A diet high in processed foods is automatically limited in the number of ingredients and is primarily derived from corn and soy.  And this is not corn and soy in its natural state.  We need a variety of foods to be healthy.

·   Preservatives, dyes, and other chemicals are added to processed foods to make them palatable, attractive, and longer-lasting.  These ingredients are not nutrients and new research on the negative effects comes out every day.

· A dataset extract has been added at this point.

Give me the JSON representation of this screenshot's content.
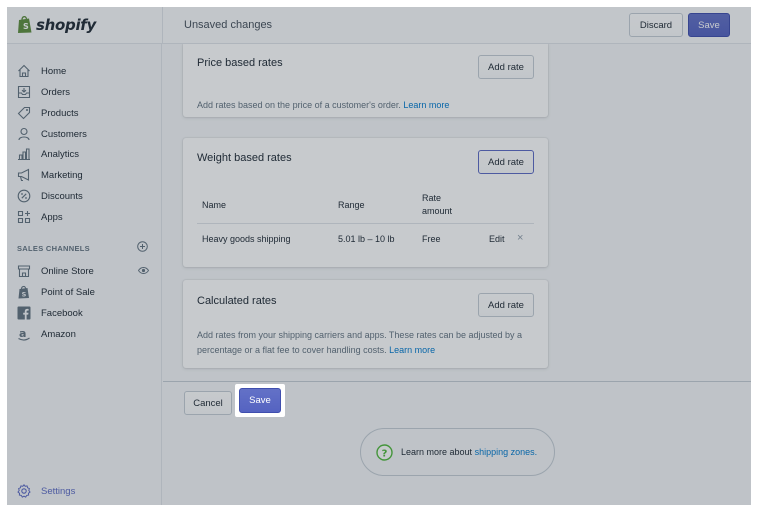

Here’s one example.   You may have heard that we are generally deficient in Omega 3 fatty acids and more and more foods tout this healthful nutrient.  Omega 3 fatty acids are not inherently better than Omega 6’s (which get a really bad rap).  The issue is that our bodies function well on a roughtly equal balance of the two.  Sadly, all of the corn, soy, and safflower oil that is added to processed food has Omega 6 fatty acids -- while Omega 3’s naturally occur in whole nuts and seeds.  So diets high in processed breads, chips, crackers, and even seemingly healthy items like granola bars – including those labeled whole grain – cause this imbalance.  

(Note: Omega 3’s are also prevalent in meat, but not in factory-farmed meat – that’s a story for another day.)

Michael Pollan said it best…

“Eat food. Not too much. Mostly plants”

In other words… eat actual food (in its natural state) and focus on reasonable portions of plant-based foods.  We’ll talk more about the plant-based aspect in our next column (and no this does not mean everyone has to be vegan).

If you are looking for recipes to help clean up your diet, here are a couple of our favorite sources.  Or if you prefer, we can do the cooking for you…

Oh She Glows

Forks Over Knives